Title: Lesquerella fendleri (L.), a new crop for Safe Hydroxy Fatty Acid Production

item Chen, Grace

Submitted to: Meeting Abstract
Publication Type: Abstract Only
Publication Acceptance Date: 4/30/2010
Publication Date: 7/10/2010
Citation: Chen, G.Q. 2010. Lesquerella fendleri (L.), a new crop for Safe Hydroxy Fatty Acid Production. The 19th International Symposium on Plant Lipids, July 11-16, 2010, Cairns, Australia.

Interpretive Summary:

Technical Abstract: Lesquerella fendleri (L.) (Brassicaceae), being developed as a new industrial oilseed crop in the southwestern region of the United States, is valued for its unusual hydroxy fatty acid (HFA) in seed. The majority of HFA in L. fendleri is lesquerolate (C20:1OH) consists of 55-60% of its total fatty acids.

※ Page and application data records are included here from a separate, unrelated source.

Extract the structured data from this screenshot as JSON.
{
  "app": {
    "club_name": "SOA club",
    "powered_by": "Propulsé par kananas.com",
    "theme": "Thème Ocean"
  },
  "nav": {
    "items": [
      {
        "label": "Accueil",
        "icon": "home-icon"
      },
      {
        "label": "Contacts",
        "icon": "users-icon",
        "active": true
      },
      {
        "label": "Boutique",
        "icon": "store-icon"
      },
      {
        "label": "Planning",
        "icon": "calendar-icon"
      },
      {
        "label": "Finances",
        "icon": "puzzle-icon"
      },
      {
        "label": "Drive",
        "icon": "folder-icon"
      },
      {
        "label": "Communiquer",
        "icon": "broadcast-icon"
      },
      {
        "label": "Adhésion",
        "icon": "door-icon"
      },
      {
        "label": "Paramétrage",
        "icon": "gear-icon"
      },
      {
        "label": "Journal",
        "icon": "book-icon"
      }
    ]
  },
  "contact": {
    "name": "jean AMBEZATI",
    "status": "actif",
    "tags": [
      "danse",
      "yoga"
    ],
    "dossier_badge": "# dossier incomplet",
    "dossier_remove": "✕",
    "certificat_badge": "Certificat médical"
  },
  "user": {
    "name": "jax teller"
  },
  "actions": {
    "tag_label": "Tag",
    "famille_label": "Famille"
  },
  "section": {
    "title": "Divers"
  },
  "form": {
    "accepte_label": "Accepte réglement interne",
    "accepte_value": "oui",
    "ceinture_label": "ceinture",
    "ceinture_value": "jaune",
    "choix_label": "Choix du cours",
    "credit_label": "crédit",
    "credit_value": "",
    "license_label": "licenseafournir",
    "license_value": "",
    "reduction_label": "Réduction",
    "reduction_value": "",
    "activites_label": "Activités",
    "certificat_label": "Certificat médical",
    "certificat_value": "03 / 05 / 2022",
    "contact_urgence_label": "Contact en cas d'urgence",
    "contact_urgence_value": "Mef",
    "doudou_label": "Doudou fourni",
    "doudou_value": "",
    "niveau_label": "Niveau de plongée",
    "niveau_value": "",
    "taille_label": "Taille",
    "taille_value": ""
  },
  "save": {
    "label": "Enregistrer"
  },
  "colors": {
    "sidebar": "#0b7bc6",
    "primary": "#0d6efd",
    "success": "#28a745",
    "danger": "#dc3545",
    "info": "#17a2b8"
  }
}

The conventional source of HFA is castor oil, 90% of which is ricinoleate (C18:1OH). Ricinoleate and its derivatives are used as raw materials for numerous industrial products, such as lubricants, plasticizers and surfactants. The production of castor oil, however, is hampered by the presence of the toxin ricin and hyper-allergic 2S albumins in its seed. Lesquerella, on the other hand, does not have such biological toxic waste. Thus its oil represents an alternative source of HFA. By suppressing the elongation step in L. fendleri through genetic engineering, it is possible to generate a L. fendleri crop producing ricinoleate. As a part of the genetic approach, we have established a seed development staging system in L. fendleri, which can be applied for illustrating a wide range of morphological, physiological and biochemical changes during seed development. Three major physiological periods of seed development, characteristic of most seed plants, were exhibited in L. fendleri. The accumulation curves of storage lipids, proteins and other components of dry weights displayed a sigmoidal pattern during seed development. We found three HFAs accumulated consecutively, with initial appearance of ricinoleate, followed by lesqurolate and auricolate (C20:2OH). Only lesqurolate reached to predominant levels at 50 to 55% of total lipids. Besides, we quantified the transcript level of three lipid genes, LfFAH (bifuntional oleate 12-hydroxylase:desaturase), LfKCS3 (3-ketoacyl-CoA synthase) and LfFen1 (oleate 12-desaturase). Although all of three genes displayed a bell-shaped pattern, they had different starting background levels and maximum inductions. As all these measurements are in parallel with the same time course, it allowed us to investigate the relationships among HFA accumulation, gene expression and seed development.